> [Data provided]
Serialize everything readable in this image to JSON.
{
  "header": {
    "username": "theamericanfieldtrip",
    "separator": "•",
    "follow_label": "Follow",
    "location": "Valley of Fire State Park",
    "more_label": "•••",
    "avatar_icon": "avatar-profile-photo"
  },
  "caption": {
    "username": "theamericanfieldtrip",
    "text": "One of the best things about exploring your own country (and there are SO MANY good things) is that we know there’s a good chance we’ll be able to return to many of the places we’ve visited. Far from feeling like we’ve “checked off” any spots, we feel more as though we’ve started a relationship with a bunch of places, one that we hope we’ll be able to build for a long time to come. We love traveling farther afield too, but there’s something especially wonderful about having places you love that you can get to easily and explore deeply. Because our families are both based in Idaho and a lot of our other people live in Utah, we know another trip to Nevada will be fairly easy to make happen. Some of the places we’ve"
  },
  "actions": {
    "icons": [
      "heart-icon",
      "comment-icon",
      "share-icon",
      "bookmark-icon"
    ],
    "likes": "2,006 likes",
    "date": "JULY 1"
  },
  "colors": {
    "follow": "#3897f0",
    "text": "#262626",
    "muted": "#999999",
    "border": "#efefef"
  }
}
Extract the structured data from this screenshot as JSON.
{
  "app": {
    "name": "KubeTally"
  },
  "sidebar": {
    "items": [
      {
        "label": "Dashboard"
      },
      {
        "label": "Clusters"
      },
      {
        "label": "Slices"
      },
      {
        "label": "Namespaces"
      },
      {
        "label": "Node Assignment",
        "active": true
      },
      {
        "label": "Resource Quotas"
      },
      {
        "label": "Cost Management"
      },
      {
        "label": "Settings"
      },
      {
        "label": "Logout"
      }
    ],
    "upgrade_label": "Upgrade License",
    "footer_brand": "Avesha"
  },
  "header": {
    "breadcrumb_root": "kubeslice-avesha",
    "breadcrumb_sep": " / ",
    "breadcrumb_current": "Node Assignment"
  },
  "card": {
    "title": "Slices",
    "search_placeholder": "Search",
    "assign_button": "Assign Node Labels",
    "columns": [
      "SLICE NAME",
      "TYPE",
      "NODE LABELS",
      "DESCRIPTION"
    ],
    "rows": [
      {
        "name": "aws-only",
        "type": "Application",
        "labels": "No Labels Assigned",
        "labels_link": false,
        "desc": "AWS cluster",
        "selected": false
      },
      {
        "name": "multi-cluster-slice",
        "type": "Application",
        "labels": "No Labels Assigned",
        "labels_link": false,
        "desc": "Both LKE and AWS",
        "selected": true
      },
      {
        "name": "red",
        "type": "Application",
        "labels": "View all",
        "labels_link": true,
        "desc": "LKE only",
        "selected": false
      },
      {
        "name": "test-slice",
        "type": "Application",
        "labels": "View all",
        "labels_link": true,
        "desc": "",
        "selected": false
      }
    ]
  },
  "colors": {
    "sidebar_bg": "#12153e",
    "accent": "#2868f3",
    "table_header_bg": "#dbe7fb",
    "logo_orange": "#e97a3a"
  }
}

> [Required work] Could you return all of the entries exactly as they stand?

> [Solution below]
Serialize everything readable in this image to JSON.
{
  "header": {
    "username": "theamericanfieldtrip",
    "separator": "•",
    "follow_label": "Follow",
    "location": "Valley of Fire State Park",
    "more_label": "•••",
    "avatar_icon": "avatar-profile-photo"
  },
  "caption": {
    "username": "theamericanfieldtrip",
    "text": "One of the best things about exploring your own country (and there are SO MANY good things) is that we know there’s a good chance we’ll be able to return to many of the places we’ve visited. Far from feeling like we’ve “checked off” any spots, we feel more as though we’ve started a relationship with a bunch of places, one that we hope we’ll be able to build for a long time to come. We love traveling farther afield too, but there’s something especially wonderful about having places you love that you can get to easily and explore deeply. Because our families are both based in Idaho and a lot of our other people live in Utah, we know another trip to Nevada will be fairly easy to make happen. Some of the places we’ve"
  },
  "actions": {
    "icons": [
      "heart-icon",
      "comment-icon",
      "share-icon",
      "bookmark-icon"
    ],
    "likes": "2,006 likes",
    "date": "JULY 1"
  },
  "colors": {
    "follow": "#3897f0",
    "text": "#262626",
    "muted": "#999999",
    "border": "#efefef"
  }
}
Extract the structured data from this screenshot as JSON.
{
  "app": {
    "name": "KubeTally"
  },
  "sidebar": {
    "items": [
      {
        "label": "Dashboard"
      },
      {
        "label": "Clusters"
      },
      {
        "label": "Slices"
      },
      {
        "label": "Namespaces"
      },
      {
        "label": "Node Assignment",
        "active": true
      },
      {
        "label": "Resource Quotas"
      },
      {
        "label": "Cost Management"
      },
      {
        "label": "Settings"
      },
      {
        "label": "Logout"
      }
    ],
    "upgrade_label": "Upgrade License",
    "footer_brand": "Avesha"
  },
  "header": {
    "breadcrumb_root": "kubeslice-avesha",
    "breadcrumb_sep": " / ",
    "breadcrumb_current": "Node Assignment"
  },
  "card": {
    "title": "Slices",
    "search_placeholder": "Search",
    "assign_button": "Assign Node Labels",
    "columns": [
      "SLICE NAME",
      "TYPE",
      "NODE LABELS",
      "DESCRIPTION"
    ],
    "rows": [
      {
        "name": "aws-only",
        "type": "Application",
        "labels": "No Labels Assigned",
        "labels_link": false,
        "desc": "AWS cluster",
        "selected": false
      },
      {
        "name": "multi-cluster-slice",
        "type": "Application",
        "labels": "No Labels Assigned",
        "labels_link": false,
        "desc": "Both LKE and AWS",
        "selected": true
      },
      {
        "name": "red",
        "type": "Application",
        "labels": "View all",
        "labels_link": true,
        "desc": "LKE only",
        "selected": false
      },
      {
        "name": "test-slice",
        "type": "Application",
        "labels": "View all",
        "labels_link": true,
        "desc": "",
        "selected": false
      }
    ]
  },
  "colors": {
    "sidebar_bg": "#12153e",
    "accent": "#2868f3",
    "table_header_bg": "#dbe7fb",
    "logo_orange": "#e97a3a"
  }
}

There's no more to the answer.